--- START ---
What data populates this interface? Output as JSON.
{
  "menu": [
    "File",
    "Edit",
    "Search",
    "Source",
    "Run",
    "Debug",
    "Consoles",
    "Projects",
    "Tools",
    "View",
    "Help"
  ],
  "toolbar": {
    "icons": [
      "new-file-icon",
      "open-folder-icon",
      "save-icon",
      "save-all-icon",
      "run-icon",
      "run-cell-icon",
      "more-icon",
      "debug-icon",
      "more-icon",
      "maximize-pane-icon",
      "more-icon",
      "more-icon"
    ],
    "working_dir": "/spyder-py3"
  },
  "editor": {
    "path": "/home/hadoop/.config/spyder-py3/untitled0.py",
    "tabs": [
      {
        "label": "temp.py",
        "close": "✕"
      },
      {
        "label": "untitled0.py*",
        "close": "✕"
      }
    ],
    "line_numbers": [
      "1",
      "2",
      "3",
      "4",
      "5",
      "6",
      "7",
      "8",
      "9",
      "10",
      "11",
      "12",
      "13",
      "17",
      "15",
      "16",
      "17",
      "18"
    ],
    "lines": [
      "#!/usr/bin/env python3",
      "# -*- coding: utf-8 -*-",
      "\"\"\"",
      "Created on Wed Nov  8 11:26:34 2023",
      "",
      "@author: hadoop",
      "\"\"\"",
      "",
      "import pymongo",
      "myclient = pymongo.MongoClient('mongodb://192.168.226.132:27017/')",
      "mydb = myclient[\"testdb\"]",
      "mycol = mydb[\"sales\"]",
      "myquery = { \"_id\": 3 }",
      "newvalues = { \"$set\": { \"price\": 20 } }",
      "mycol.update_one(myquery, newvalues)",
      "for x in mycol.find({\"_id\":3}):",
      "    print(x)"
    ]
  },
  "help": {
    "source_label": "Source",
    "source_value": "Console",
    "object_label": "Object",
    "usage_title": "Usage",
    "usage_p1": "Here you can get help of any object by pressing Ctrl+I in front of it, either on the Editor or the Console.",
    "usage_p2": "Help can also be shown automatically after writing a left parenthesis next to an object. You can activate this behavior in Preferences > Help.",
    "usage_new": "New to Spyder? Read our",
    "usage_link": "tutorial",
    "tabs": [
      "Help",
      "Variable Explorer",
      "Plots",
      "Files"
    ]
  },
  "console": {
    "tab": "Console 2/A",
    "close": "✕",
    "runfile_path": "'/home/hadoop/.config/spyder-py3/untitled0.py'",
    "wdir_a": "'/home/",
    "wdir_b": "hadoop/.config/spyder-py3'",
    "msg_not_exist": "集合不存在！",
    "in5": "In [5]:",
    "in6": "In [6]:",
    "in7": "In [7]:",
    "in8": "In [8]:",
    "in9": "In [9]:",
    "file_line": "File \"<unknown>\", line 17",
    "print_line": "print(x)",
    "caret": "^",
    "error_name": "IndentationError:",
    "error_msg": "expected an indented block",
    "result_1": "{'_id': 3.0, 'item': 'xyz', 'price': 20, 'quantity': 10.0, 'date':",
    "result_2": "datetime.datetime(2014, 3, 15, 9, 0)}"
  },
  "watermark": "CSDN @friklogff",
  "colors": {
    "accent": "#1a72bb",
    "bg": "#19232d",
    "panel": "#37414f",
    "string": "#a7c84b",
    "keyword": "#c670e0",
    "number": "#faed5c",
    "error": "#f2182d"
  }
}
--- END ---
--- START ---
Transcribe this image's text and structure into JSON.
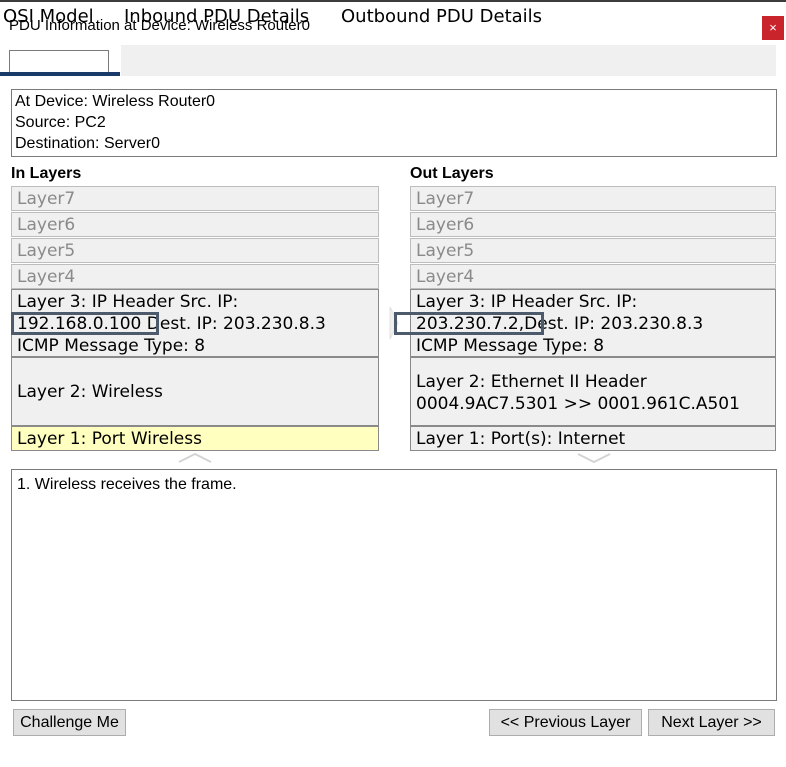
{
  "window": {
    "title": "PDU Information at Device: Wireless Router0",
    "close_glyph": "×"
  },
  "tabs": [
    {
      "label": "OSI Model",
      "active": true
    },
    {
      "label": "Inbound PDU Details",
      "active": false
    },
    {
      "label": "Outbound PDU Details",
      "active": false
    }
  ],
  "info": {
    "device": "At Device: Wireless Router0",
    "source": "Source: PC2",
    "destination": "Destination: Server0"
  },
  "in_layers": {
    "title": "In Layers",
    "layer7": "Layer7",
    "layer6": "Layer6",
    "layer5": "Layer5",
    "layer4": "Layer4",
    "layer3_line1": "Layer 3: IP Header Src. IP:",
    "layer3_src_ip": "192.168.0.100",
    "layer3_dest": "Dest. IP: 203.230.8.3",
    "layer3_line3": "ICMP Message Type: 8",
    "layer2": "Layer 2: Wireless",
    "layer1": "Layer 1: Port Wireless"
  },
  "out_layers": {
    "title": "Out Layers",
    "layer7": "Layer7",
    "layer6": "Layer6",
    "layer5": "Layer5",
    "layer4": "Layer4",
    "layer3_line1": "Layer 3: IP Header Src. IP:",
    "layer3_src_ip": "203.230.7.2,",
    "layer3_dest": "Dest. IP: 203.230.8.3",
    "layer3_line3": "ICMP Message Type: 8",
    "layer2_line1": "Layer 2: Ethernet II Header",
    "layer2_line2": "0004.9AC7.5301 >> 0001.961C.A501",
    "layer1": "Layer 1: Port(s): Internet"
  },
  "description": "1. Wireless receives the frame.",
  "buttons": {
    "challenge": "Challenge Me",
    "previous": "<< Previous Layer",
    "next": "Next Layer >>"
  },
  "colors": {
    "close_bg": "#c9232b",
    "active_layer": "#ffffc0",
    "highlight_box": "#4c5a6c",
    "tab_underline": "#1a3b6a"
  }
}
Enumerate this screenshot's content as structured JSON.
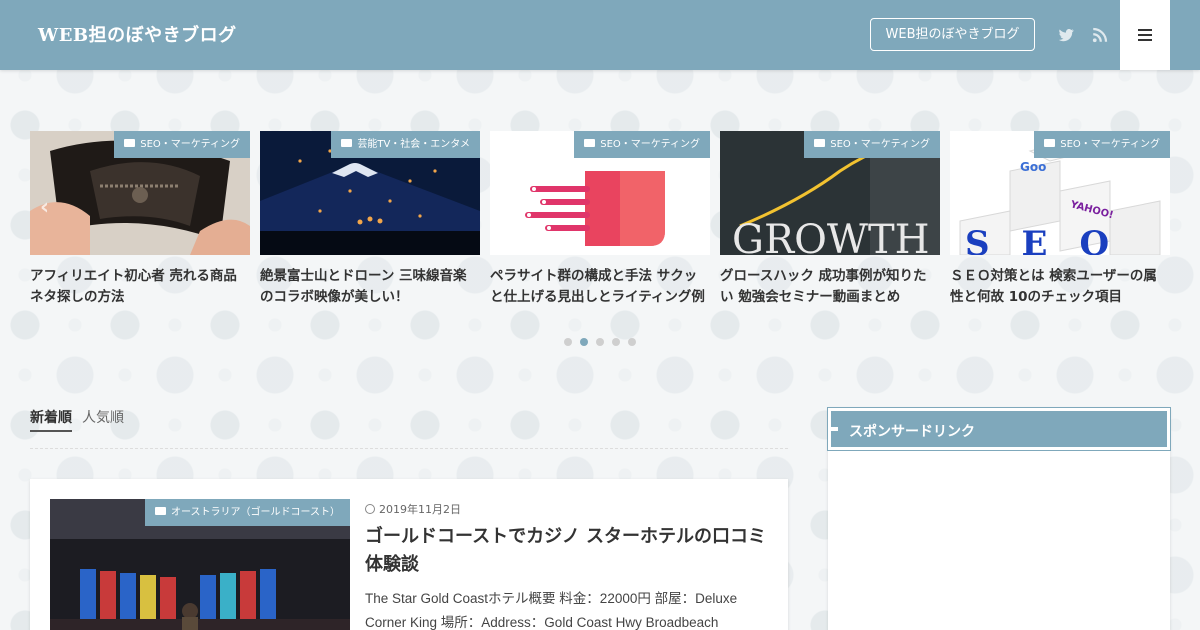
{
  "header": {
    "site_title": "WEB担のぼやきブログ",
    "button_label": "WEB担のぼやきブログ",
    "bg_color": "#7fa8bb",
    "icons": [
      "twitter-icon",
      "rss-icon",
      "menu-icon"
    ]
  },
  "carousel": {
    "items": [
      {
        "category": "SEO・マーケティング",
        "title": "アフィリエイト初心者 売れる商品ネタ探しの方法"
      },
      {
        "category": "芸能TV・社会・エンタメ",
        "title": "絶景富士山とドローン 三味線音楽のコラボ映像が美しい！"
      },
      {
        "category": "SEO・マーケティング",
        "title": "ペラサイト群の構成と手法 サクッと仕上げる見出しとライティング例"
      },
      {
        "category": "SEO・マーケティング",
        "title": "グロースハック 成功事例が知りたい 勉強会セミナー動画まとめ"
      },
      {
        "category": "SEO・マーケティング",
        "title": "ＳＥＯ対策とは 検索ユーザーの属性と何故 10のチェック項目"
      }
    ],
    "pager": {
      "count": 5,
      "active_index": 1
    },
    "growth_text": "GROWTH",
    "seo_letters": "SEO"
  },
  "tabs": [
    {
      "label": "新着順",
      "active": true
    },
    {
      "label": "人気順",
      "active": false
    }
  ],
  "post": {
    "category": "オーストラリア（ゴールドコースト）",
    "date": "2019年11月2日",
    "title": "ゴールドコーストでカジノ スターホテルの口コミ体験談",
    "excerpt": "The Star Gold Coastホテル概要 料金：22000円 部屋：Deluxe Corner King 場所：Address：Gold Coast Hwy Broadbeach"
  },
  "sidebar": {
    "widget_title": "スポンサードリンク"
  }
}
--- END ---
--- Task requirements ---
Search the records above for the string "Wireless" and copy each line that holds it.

--- The completed task ---
    "title": "PDU Information at Device: Wireless Router0",
    "device": "At Device: Wireless Router0",
    "layer2": "Layer 2: Wireless",
    "layer1": "Layer 1: Port Wireless"
  "description": "1. Wireless receives the frame.",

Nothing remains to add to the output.